"Come!" cried the Ouled-Nail. "They will reach us from another stairway through the room next to mine. We have not a moment to spare."
Just as they were entering the room Abdul heard and translated a cry from the yard below for several to hasten to the street and cut off escape from that side.
"We are lost now," said the girl simply.
"We?" questioned Tarzan.
"Yes, m'sieur," she responded; "they will kill me as well. Have I not aided you?"
This put a different aspect on the matter. Tarzan had rather been enjoying the excitement and danger of the encounter. He had not for an instant supposed that either Abdul or the girl could suffer except through accident, and he had only retreated just enough to keep from being killed himself. He had had no intention of running away until he saw that he was hopelessly lost were he to remain.
Alone he could have sprung into the midst of that close-packed mob, and, laying about him after the fashion of Numa, the lion, have struck the Arabs with such consternation that escape would have been easy. Now he must think entirely of these two faithful friends.
He crossed to the window which overlooked the street. In a minute there would be enemies below. Already he could hear the mob clambering the stairway to the next quarters — they would be at the door beside him in another instant. He put a foot upon the sill and leaned out, but he did not look down. Above him, within arm's reach, was the low roof of the building. He called to the girl. She came and stood beside him. He put a great arm about her and lifted her across his shoulder.

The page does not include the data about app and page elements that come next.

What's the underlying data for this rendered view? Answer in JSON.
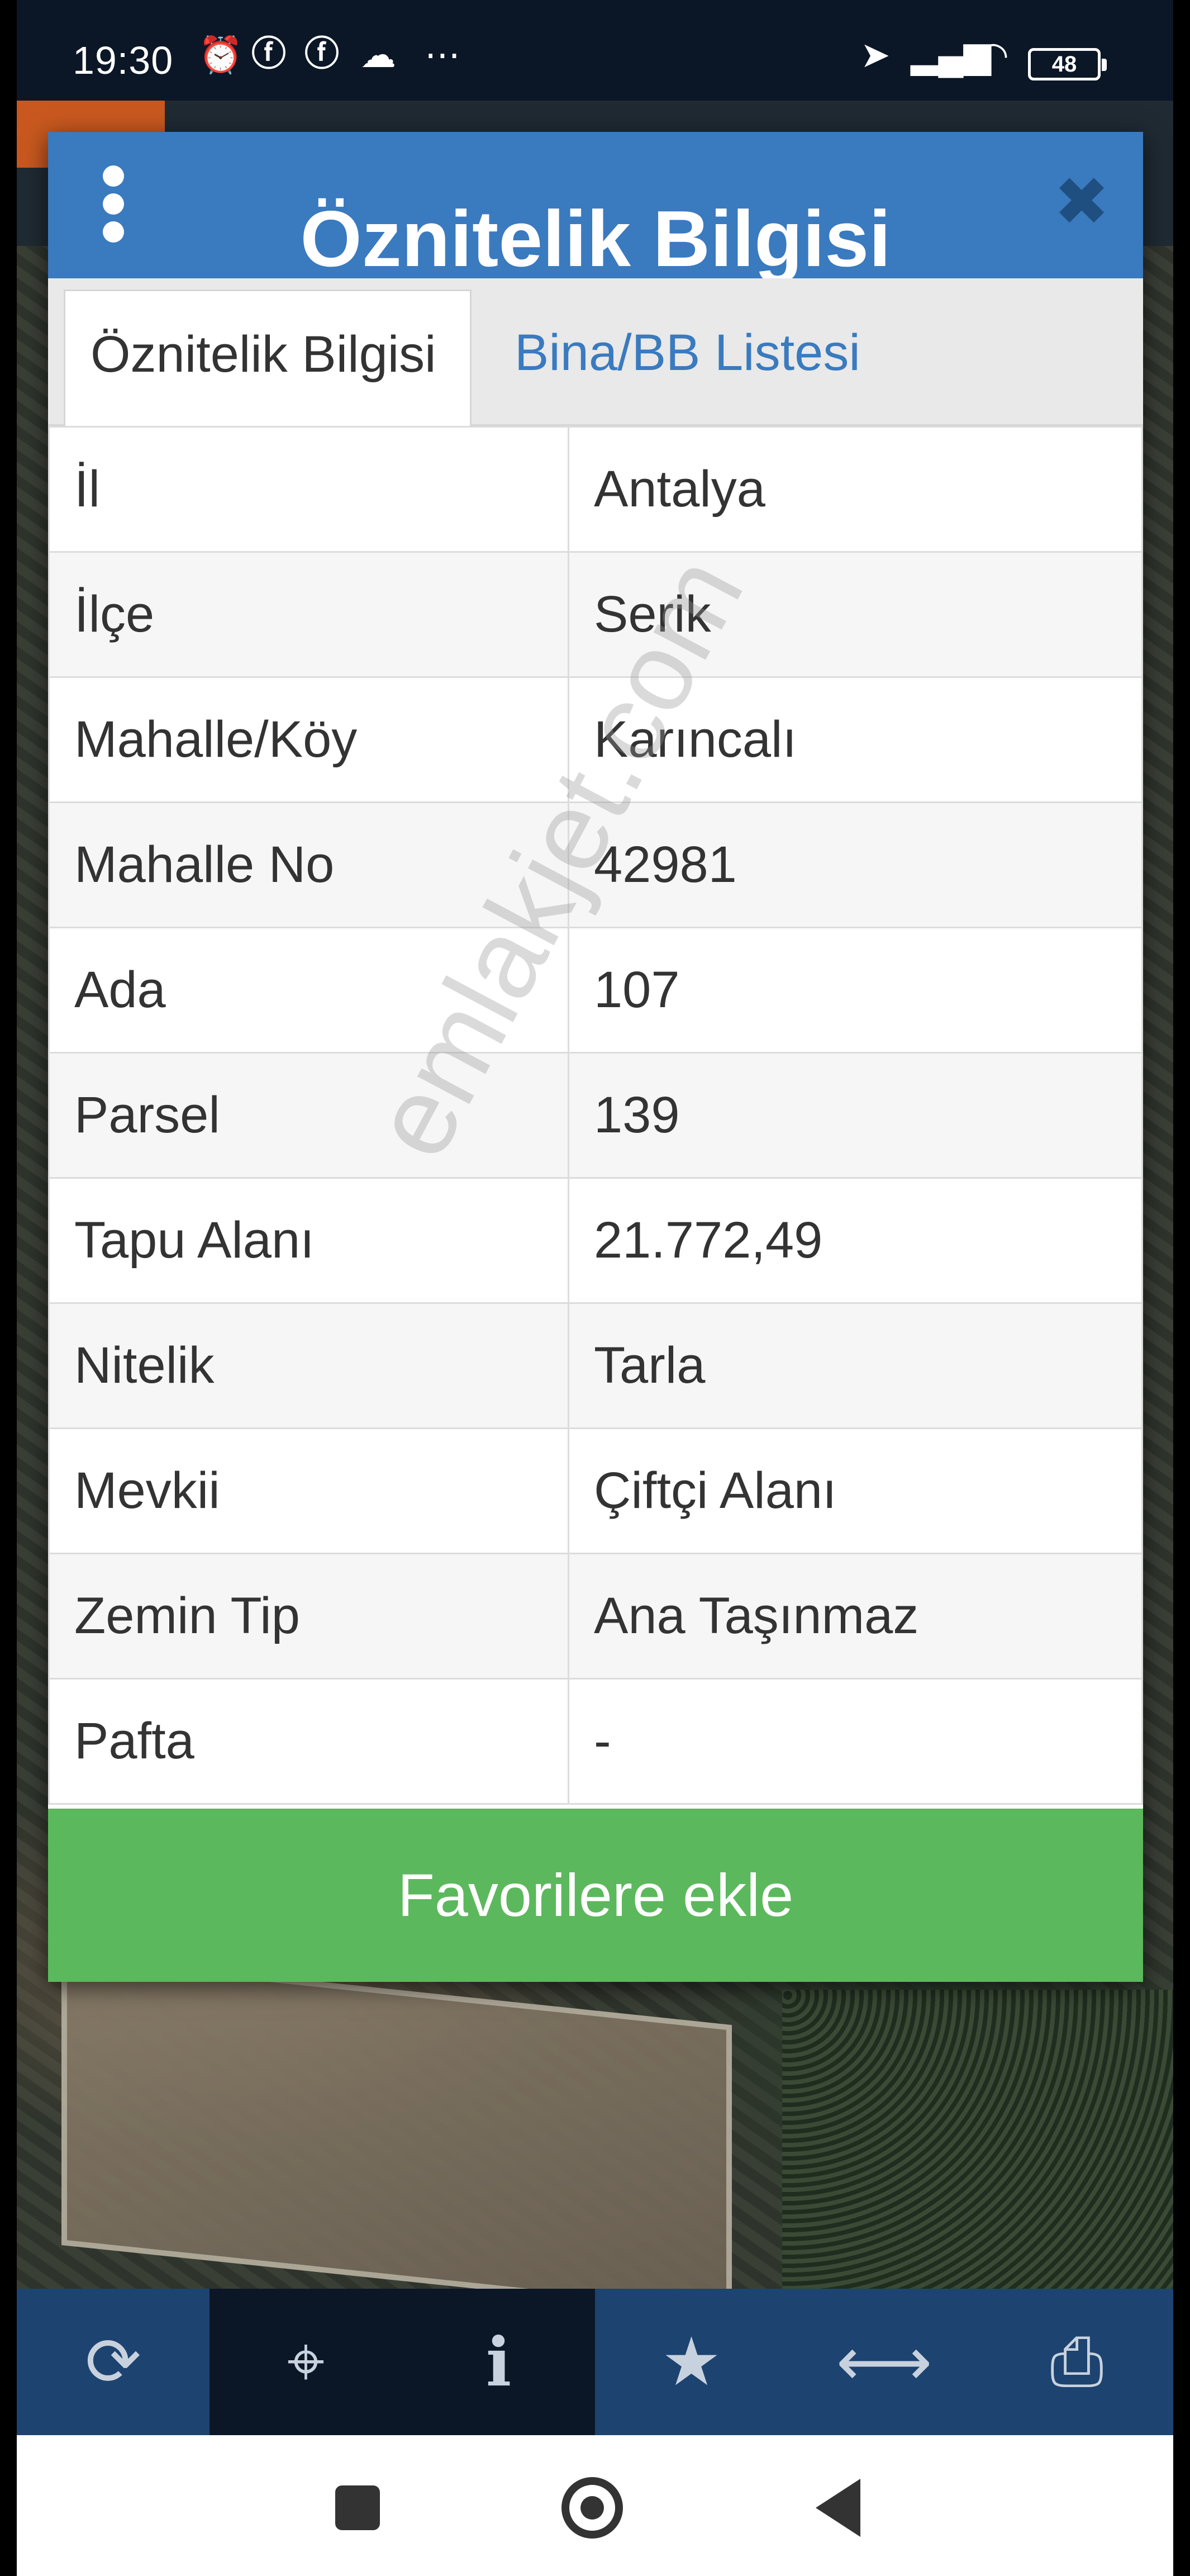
{
  "status_bar": {
    "time": "19:30",
    "icons_left": [
      "alarm-icon",
      "facebook-icon",
      "facebook-icon",
      "cloud-icon",
      "more-icon"
    ],
    "icons_right": [
      "location-icon",
      "signal-icon",
      "wifi-icon"
    ],
    "battery": "48"
  },
  "dialog": {
    "title": "Öznitelik Bilgisi",
    "tabs": [
      {
        "label": "Öznitelik Bilgisi",
        "active": true
      },
      {
        "label": "Bina/BB Listesi",
        "active": false
      }
    ],
    "rows": [
      {
        "key": "İl",
        "value": "Antalya"
      },
      {
        "key": "İlçe",
        "value": "Serik"
      },
      {
        "key": "Mahalle/Köy",
        "value": "Karıncalı"
      },
      {
        "key": "Mahalle No",
        "value": "42981"
      },
      {
        "key": "Ada",
        "value": "107"
      },
      {
        "key": "Parsel",
        "value": "139"
      },
      {
        "key": "Tapu Alanı",
        "value": "21.772,49"
      },
      {
        "key": "Nitelik",
        "value": "Tarla"
      },
      {
        "key": "Mevkii",
        "value": "Çiftçi Alanı"
      },
      {
        "key": "Zemin Tip",
        "value": "Ana Taşınmaz"
      },
      {
        "key": "Pafta",
        "value": "-"
      }
    ],
    "favorite_button": "Favorilere ekle"
  },
  "toolbar": {
    "tools": [
      "refresh-icon",
      "locate-icon",
      "info-icon",
      "star-icon",
      "measure-icon",
      "print-icon"
    ]
  },
  "watermark": "emlakjet.com",
  "colors": {
    "header": "#3a7abf",
    "button": "#5cb85c",
    "toolbar": "#1d4370"
  }
}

"Wait here until I reach down for you from above," he said to Abdul. "In the meantime shove everything in the room against that door — it may delay them long enough." Then he stepped to the sill of the narrow window with the girl upon his shoulders. "Hold tight," he cautioned her. A moment later he had clambered to the roof above with the ease and dexterity of an ape. Setting the girl down, he leaned far over the roof's edge, calling softly to Abdul. The youth ran to the window.

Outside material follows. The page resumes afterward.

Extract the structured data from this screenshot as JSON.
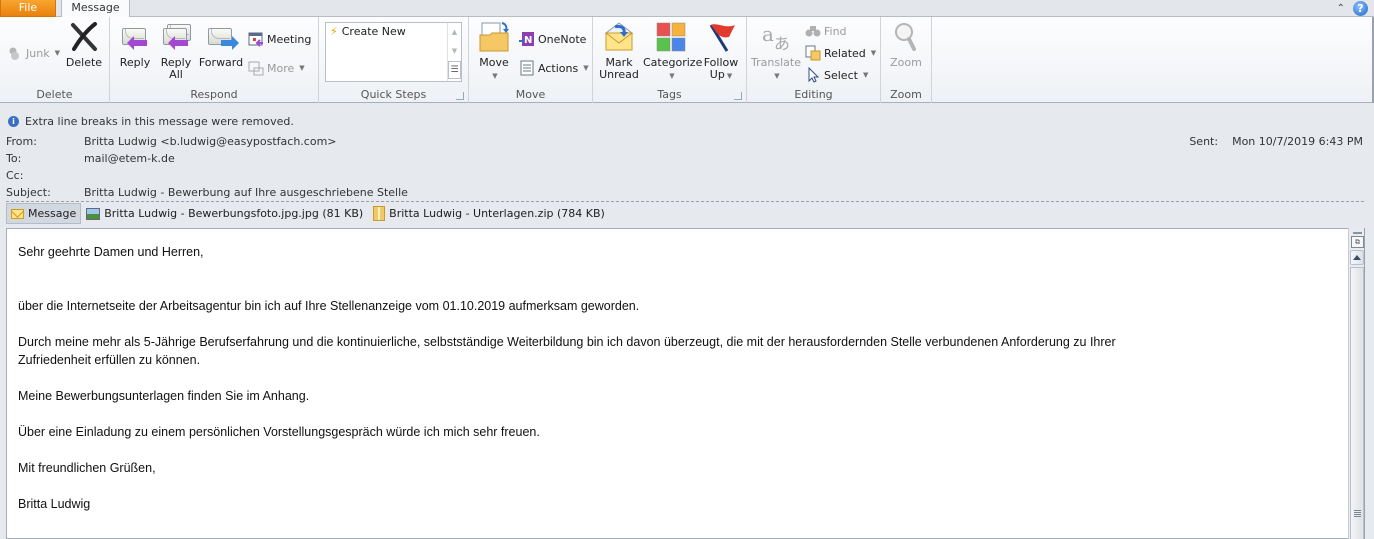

"Your hand," whispered Tarzan. The men in the room beyond were battering at the door. With a sudden crash it fell splintering in, and at the same instant Abdul felt himself lifted like a feather onto the roof above. They were not a moment too soon, for as the men broke into the room which they had just quitted a dozen more rounded the corner in the street below and came running to a spot beneath the girl's window.